The business began and remains family operated. Dan and Sonia Allen began farming conventional row crops in 1976 after graduating from Northwest Missouri State with degrees in Agronomy and Education respectively. Throughout the 90's, their four children migrated home to farm upon graduating from Iowa State University. Chad Allen manages and runs the native grass and wildflower production fields. Angela (Allen) Barker is responsible for purchasing, sales, as well as warehouse and inventory control. Scott Allen operates the sod farm sector. Finally, Kelly (Allen) Hayes manages the green houses and irrigated production fields. When a guest touring the farm commented, "You must have won the lottery," Dan responded, "No, I was just fortunate that all my kids came back to help run the business. To be successful you have to have people who are truly dedicated and love what they do."
Growing native plants takes patience and persistence. Dan recalls planting his first 15 acres to native grass. It would take two years to produce seed. "The challenge," Dan remarks, "is to think like a plant. In order to gain maximum seed production, you have to recognize the most favorable environmental conditions each species demands and make them available."
By 1985, the Conservation Reserve Program (CRP) developed. (The federal program was organized to protect land susceptible to erosion and other environmental hazards. By planting vegetation in sensitive areas, it is possible to conserve the land for future generations.) "The CRP really fell in line with what we were doing," Dan says. Since then, he has expanded his seed business exponentially. Diversification is one of Dan's most essential business practices. "To expand our business, diversity is an absolute requirement. That way, we can indicate which entities are economically viable," Dan comments. By using this philosophy, Allendan Seed is able to supply the volatile demands to their clients. He says, "We attend conferences and tradeshows not to talk, but to listen. We acknowledge what people need and want, and then provide it. It's as simple as that."

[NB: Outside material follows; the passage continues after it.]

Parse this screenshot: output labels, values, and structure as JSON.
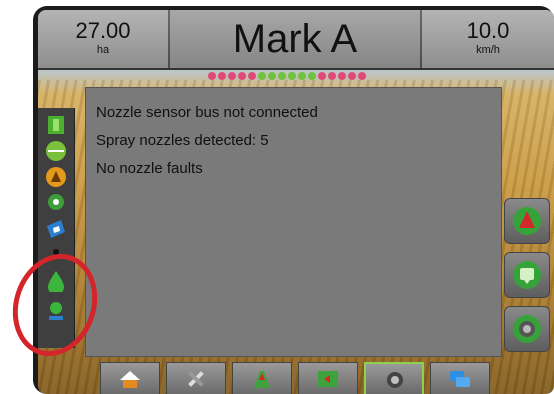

An executive order issued in 1998 stated all material used in or on federal land must be of native origin, making the Department of Transportation one of Allendan Seed's largest clients. Also, the CRP set aside thousands of acres enabling land to be planted entirely with native species. Dan believes this movement of "political conscience" (to recover indigenous species and reconstruct the prairie biome on government lands, roadsides, and acres that are not involved in gardening or agriculture) is a positive one. He states succinctly, "It is the responsible thing to do."